The performances of JUI-F and JI, on the other hand are much better than what other religious parties could manage. The MMA, who emerged at the top during the Musharaff years appear to be nowhere in the picture. The prospects are marginal for a coalition similar to 2002 to be formed in Pakistan today, given the plummeting support for religious parties. The Quami Watan Party (QWP) could only win one seat in the National Assembly. The religious parties also failed to perform in Rawalpindi which turned out to be a race between the PML-N and the PTI. The parties also failed to leave any mark in Punjab.
The Prospects that Proved Ineffectual
Khyber Pakhtunkhwa was expected to constitute a good victory for the JUI-F. Tough electoral battles were expected in its constituencies between the PML-N, PTI and JUI-F. That the ANP was largely targeted by the Taliban resulting in disrupting their campaigning processes was also supposed to considerably uplift the prospects of the JUI-F. ANP, which had ousted the MMA in 2008, was viewed as a liberal counter to the religious JUI-F, JI and QWP. Hopes of a victory could only indicate unrealistic expectations; in a free and fair election, religious parties can hardly win over the secular and liberal parties. The influence over the society and the ability to wield control over the population do not materialize into seats, especially at a time when Pakistan has voted out a party that failed to perform.
Having suffered a split in its ranks in 2008, the JUI-F’s Fazlur Rahman took care to not alienate the party’s clerical base, while bringing electable candidates in. Reputed religious scholars such as Mufti Said Omar and Maulana Abdullah Shah were invited to contest the elections, an offer they declined. Newcomers, wealthy and even beardless men were given party tickets and women were invited to join the party as well.
Despite these measures taken to ensure votes, what prevented the religious parties from garnering a majority anywhere? The religious factor could not have been the reason, since Nawaz Sharif and Imran Khan are hardly secular. Their propositions for Pakistan are embedded in Islam which continues to play a vibrant role in Pakistani politics. Perhaps Pakistan has voted in favour of PML-N, PPP and PTI based on their previous performances and large expectations. Nawaz Sharif is a tested leader and the PPP has not entirely lost the people’s faith. Imran Khan rode on high expectations and marked a respectable show.
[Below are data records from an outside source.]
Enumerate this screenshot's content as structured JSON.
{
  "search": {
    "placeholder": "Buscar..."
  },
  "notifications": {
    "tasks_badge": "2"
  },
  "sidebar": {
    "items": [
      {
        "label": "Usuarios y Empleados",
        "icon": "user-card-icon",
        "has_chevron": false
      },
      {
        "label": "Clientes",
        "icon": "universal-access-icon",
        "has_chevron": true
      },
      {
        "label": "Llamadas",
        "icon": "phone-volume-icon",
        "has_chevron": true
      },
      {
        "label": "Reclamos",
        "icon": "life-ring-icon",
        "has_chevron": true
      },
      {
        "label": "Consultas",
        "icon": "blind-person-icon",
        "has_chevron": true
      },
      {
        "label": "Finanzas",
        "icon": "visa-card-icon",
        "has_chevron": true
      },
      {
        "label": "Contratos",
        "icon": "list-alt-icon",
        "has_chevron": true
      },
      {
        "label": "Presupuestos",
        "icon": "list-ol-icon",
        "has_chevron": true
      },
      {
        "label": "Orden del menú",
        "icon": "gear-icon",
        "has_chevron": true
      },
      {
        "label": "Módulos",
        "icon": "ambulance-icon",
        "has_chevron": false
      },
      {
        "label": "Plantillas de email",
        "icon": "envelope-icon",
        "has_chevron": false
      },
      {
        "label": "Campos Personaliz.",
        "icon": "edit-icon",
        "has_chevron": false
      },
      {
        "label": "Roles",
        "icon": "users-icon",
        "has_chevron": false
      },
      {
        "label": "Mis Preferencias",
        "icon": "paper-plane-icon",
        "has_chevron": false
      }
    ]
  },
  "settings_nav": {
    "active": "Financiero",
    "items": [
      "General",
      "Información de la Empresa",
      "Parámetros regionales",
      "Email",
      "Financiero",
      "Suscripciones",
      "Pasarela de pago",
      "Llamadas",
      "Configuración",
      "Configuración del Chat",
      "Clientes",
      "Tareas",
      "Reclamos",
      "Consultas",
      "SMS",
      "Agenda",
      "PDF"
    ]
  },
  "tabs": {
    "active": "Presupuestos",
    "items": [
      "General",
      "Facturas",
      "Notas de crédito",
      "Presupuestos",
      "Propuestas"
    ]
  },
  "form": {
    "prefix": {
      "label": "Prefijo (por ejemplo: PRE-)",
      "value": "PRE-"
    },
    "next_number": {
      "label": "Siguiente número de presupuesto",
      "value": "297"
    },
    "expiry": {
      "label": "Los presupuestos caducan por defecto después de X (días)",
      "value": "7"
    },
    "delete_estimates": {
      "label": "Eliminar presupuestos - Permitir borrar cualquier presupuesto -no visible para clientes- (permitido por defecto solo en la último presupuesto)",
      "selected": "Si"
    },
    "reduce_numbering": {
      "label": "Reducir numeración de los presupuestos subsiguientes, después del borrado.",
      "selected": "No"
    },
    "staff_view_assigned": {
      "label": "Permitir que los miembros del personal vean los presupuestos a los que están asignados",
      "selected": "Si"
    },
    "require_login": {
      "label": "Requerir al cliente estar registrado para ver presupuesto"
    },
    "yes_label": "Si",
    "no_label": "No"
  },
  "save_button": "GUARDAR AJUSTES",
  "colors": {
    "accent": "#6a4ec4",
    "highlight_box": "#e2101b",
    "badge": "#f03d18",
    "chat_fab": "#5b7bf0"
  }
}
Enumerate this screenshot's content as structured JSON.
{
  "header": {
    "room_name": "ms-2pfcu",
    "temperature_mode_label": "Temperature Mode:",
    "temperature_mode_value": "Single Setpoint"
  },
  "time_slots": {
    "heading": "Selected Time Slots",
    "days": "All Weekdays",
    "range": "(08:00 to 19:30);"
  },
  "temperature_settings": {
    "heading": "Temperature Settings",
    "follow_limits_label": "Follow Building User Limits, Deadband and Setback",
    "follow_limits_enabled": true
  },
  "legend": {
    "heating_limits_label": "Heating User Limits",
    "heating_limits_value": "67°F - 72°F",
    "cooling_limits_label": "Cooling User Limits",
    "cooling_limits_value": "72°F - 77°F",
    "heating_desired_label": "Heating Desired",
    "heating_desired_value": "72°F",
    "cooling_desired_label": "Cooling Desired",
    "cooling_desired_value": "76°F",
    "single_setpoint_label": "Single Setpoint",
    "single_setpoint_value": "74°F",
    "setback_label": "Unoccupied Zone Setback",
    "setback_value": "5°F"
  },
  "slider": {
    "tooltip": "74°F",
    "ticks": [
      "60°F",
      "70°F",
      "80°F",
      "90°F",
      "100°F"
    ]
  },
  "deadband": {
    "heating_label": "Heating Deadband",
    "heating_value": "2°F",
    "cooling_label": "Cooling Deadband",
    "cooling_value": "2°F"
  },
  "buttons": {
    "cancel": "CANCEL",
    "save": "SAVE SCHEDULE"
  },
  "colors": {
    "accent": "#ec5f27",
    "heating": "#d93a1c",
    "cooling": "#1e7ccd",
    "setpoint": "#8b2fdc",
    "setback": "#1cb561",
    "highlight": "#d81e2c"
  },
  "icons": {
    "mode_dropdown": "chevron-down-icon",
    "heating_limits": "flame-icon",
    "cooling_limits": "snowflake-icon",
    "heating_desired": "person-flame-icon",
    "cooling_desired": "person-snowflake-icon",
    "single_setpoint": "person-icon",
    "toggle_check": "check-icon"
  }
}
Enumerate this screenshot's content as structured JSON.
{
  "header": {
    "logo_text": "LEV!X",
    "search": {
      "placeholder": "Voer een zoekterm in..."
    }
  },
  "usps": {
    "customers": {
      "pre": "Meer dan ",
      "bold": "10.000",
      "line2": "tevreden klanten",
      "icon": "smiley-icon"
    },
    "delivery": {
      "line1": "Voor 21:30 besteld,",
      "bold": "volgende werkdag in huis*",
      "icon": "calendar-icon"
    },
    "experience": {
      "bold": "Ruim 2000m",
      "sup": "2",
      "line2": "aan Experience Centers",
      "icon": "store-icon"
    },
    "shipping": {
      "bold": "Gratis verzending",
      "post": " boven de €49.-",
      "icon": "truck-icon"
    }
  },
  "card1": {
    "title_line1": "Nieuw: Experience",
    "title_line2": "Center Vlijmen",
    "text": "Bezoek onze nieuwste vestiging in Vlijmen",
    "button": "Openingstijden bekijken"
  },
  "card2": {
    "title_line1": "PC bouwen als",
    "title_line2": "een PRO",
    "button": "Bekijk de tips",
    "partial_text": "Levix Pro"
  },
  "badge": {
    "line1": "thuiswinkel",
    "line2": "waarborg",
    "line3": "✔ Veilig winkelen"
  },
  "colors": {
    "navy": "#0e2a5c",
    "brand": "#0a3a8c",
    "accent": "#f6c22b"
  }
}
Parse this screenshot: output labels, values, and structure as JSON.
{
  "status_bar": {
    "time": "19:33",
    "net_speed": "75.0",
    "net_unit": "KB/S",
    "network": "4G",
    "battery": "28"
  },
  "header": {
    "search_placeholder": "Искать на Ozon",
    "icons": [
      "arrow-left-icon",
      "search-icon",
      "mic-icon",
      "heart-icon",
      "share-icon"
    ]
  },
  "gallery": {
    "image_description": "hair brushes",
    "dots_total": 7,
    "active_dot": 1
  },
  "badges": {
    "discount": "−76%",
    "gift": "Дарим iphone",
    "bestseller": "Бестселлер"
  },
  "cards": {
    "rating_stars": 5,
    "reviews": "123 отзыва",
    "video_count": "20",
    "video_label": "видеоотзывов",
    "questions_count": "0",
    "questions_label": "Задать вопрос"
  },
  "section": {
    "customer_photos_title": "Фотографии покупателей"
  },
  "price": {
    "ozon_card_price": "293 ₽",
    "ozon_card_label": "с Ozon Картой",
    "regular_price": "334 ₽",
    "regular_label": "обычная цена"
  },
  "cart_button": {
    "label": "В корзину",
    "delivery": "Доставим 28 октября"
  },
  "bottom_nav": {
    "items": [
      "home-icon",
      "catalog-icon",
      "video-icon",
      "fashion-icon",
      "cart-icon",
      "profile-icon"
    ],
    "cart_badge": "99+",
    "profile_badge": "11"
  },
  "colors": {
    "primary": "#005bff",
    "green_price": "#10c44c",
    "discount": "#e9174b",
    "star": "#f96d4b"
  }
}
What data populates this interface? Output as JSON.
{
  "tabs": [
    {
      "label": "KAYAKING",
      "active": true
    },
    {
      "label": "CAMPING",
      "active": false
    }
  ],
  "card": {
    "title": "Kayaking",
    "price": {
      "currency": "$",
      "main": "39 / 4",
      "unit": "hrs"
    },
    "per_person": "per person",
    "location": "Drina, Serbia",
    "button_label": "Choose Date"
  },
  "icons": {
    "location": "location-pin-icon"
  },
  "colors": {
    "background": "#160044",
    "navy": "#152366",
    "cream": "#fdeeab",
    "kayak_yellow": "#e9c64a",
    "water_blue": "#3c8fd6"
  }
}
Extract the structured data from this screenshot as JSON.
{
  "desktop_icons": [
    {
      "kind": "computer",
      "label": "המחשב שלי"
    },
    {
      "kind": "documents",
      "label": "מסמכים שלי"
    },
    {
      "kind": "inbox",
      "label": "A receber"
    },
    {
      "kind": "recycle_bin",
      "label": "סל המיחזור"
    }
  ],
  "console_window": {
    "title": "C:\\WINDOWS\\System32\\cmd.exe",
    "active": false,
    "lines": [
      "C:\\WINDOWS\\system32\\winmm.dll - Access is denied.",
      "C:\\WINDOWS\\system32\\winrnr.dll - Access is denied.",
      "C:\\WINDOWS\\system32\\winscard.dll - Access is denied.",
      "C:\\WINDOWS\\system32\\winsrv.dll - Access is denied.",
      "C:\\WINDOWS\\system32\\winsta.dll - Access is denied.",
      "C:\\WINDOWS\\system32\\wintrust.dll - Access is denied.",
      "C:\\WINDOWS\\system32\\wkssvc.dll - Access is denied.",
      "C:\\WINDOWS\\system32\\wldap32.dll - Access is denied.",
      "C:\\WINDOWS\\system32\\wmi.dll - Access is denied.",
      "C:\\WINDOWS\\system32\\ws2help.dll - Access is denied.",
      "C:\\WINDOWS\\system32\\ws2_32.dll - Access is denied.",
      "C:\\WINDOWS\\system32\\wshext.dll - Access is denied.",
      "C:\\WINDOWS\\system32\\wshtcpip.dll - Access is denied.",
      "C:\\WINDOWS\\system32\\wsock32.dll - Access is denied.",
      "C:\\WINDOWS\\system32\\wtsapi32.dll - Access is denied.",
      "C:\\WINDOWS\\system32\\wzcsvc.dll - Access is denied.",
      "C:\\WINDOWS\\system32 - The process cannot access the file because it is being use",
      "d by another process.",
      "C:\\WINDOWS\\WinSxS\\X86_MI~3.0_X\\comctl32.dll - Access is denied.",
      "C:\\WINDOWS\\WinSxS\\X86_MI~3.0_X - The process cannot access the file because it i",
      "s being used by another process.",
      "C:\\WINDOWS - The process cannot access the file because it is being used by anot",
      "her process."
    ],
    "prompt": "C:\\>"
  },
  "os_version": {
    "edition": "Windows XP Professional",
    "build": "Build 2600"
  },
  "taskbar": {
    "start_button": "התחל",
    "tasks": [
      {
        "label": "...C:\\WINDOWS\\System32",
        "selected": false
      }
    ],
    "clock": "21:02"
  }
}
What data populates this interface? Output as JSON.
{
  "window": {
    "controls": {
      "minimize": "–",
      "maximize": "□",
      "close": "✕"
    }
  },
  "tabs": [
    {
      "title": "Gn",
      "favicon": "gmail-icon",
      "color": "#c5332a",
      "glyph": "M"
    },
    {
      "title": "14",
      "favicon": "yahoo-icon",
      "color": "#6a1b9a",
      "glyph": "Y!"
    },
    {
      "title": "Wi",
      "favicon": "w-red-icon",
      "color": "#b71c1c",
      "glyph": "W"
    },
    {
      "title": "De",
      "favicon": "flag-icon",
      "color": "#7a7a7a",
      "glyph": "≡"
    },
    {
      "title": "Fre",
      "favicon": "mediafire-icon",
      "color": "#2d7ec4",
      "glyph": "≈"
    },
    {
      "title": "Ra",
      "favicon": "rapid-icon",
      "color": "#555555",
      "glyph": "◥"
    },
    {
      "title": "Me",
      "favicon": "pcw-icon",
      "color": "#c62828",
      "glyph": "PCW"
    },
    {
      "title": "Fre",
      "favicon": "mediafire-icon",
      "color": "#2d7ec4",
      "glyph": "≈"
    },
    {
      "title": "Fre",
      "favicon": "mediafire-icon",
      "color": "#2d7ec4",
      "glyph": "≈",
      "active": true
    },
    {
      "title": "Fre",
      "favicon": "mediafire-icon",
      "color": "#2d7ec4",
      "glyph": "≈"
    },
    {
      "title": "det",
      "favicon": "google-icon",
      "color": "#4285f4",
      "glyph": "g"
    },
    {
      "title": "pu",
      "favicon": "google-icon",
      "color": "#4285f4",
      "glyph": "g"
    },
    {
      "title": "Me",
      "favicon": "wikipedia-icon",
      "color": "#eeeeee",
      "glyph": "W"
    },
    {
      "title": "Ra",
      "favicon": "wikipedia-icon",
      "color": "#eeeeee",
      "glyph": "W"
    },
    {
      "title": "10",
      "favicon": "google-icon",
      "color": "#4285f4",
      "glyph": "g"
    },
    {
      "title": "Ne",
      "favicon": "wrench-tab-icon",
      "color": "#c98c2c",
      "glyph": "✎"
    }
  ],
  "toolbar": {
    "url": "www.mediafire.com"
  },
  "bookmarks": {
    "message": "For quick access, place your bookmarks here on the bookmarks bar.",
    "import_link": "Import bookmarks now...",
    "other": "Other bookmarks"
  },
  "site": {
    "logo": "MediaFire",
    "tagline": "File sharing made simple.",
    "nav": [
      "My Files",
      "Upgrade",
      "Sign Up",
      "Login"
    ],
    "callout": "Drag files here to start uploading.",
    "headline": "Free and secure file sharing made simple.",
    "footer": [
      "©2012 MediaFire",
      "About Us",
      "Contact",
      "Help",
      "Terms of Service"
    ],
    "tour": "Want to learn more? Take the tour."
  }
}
Even though the JUI-F has shifted its focus to socio-economic issues, its failure to deliver in the past marks it as a party incapable of dealing with Pakistan’s economic ailments.
The 2013 elections thus confirm the fact that Pakistan hopes to see a strengthened democracy and economy alongside its religious affiliations.
Burhan Wani and a State on Tenterhooks
Syed Ata Hasnain · 11 Jul, 2016 · 5078
Jihadis from Bangladesh: Eyeing Trans-Border Playing Fields?
Wasbir Hussain · 11 Jul, 2016 · 5077
The Island and the Mainland: Impact of Fisheries on Indo-Lanka Relations
Asanga Abeyagoonasekera · 11 Jul, 2016 · 5076
Does India Need an Internal Security Strategy?
N Manoharan & Asmita Michael · 08 Jul, 2016 · 5075